1988’s The Book of the Damned is the first volume in Tanith Lee’s four volume series, The Secret Books of Paradys.
“Paradys” is an example of what our pals Kœssler and Derocquigny called “faux amis du traducteur” or “false friends.” That is also a good term for the boon companions someone might find in Paradys. Paradys, this fantasy world’s answer to Paris, may sound like Paradise, but anyone seeking a lost Eden or even a walled garden in Paradys is a fool.
There are quite a lot of fools, as it turns out.
Stained with Crimson:
Andre St. Jean’s deliciously decadent life holds little pleasure for him, although one might think it should. The cold and distant Antonia should not be irresistible for Andre, although she is. Death should be the end for both Andre and Antonia, and yet it isn’t….
I have no idea why my first reaction to this story is that it reminded me of Poe. Poe had considerably fewer depraved bisexuals in his stories.
This is a rather ouroborosian tale of cursed magic, gender-switching vampirism (or things that will do until a real vampire comes along), and doomed obsessions. It’s possible there is a time loop as well. About the most positive thing one can say about Andre and Antonia is that their fixation on each other at least limits the number of innocent bystanders1 they take down with them, although it does not reduce it to zero.

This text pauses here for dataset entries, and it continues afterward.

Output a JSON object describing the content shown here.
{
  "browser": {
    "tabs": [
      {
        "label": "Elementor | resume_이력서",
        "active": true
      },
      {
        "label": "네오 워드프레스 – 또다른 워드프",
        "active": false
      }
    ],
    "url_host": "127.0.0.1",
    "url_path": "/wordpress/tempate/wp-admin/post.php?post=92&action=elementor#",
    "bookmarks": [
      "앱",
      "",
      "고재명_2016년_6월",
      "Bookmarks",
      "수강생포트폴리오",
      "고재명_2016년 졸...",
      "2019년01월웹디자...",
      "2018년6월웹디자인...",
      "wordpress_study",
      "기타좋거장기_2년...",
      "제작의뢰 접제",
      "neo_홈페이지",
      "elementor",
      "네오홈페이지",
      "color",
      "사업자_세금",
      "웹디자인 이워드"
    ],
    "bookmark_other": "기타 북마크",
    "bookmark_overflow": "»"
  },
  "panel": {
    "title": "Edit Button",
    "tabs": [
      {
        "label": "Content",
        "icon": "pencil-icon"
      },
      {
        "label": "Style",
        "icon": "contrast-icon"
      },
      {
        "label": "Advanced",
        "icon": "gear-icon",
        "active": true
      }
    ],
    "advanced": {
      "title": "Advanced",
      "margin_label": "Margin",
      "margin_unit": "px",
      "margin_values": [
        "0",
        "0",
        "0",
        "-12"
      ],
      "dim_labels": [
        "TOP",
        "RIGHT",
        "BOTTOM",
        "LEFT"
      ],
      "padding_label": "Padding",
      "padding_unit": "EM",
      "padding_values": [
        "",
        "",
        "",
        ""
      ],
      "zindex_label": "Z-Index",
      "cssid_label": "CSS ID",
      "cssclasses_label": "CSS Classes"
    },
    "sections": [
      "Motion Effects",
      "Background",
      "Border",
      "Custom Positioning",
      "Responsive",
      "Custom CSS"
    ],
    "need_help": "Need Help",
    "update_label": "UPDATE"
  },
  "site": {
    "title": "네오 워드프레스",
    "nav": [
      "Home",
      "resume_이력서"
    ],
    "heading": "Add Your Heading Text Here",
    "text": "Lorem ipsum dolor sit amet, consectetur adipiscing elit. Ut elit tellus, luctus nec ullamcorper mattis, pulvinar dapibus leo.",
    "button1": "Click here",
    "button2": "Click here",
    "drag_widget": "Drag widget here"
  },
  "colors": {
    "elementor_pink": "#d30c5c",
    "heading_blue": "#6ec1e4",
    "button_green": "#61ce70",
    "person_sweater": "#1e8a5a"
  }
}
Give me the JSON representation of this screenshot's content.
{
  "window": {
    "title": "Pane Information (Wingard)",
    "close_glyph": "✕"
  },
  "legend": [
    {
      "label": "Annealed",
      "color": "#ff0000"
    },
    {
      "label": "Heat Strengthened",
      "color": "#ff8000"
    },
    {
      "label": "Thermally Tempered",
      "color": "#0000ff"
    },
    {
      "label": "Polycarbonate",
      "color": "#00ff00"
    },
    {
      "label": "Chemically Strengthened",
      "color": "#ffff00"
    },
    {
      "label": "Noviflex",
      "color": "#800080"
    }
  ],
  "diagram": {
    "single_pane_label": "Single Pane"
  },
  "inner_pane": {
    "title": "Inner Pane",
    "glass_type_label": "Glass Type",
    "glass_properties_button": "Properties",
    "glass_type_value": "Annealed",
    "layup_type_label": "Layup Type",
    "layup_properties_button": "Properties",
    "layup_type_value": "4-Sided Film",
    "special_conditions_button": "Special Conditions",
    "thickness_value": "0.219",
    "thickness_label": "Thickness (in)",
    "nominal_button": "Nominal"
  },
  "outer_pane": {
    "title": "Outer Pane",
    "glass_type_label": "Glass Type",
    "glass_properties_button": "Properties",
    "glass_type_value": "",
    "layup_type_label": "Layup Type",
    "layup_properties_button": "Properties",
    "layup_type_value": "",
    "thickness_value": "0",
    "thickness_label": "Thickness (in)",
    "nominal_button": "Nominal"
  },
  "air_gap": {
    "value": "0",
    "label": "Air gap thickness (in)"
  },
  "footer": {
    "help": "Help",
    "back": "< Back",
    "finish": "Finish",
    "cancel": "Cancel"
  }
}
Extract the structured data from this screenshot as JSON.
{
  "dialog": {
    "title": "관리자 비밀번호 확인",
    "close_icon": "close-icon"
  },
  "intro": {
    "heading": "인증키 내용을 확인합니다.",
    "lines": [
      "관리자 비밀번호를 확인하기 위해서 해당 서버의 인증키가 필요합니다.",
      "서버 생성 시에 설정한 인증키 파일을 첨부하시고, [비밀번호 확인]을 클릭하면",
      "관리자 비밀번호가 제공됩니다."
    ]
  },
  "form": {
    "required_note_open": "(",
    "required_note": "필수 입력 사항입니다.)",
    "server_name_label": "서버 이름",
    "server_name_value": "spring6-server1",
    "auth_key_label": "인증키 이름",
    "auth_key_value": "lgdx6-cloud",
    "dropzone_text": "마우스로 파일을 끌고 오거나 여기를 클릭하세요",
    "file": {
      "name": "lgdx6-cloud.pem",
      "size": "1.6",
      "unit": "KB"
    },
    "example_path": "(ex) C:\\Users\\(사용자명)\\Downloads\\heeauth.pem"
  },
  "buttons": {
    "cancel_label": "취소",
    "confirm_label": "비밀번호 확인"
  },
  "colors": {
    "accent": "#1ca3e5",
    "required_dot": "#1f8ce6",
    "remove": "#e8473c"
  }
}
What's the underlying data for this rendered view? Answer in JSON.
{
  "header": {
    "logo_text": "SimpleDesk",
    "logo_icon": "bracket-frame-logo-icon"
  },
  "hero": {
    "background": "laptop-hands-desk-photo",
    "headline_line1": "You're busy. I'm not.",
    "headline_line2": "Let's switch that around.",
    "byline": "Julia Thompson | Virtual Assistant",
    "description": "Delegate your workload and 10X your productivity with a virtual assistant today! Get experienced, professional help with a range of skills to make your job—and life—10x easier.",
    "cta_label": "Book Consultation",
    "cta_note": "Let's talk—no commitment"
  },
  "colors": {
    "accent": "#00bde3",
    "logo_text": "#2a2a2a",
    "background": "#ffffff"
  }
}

Malice in Saffron:
Raped by her step-father, Jehanine flees to Paradys, seeking her beloved brother Pierre’s solace and protection. He, of course, refuses to believe her and spurns her as a fallen woman. Jehanine responds to this shocking mistreatment by creating not one but two new identities for herself; one a nun, devoted to god (but perhaps not to the same god as her sisters in faith), and one a bandit, as cruel and depraved as any other man in Paradys….
If I were republishing this book, I would insert a trigger warning at the beginning of this story. It starts off with a brutal rape, then moves on to more rape. And plague. And murder. And rape. And the incessant Satanism doesn’t seem to help matters.
Empires of Azure:
Haunted by the ghost of the late Timonie, the famed female impersonator Louis de Jenier is (eventually) spirited out of Paradys by his allies. It is sadly too late to save Louis, but not too late for journalist St Jean to unravel the truth behind the haunting. Of course, this being Paradys, St Jean would have been well-advised to turn a blind eye….
The good news is that St Jean (and by extension the reader) has a much better grasp of the history of Paradys by the end of the story. We learn, for example, where the name comes from. The bad news is its past is tied to ancient pagan gods and they are not as dead as they could be.
I may just call this review “trigger warning.” The people of Paradys only rise from their comfortable couches to do unspeakable things to each other. Sometimes those unspeakable things are consensual, but more often, not. Generally I don’t care for that aspect of Lee, but it works here—at least on an aesthetic level.
Perhaps I should have used the word “debauched” more often. Ah, well.
Each of these novellas was just the right length: long enough to savour the destructive decadence of Paradys and its inhabitants, short enough that the reader does not become bored or jaded. I am not completely certain that all of the stories make linear sense (they are perhaps opium dreams in prose) but the prose is very pretty, so I don’t mind. And I am the sort of person who wants all his crayolas lined up in the proper order so that is saying a lot.
The Book of the Damned is available on its own
1: For fairly loose values of innocent.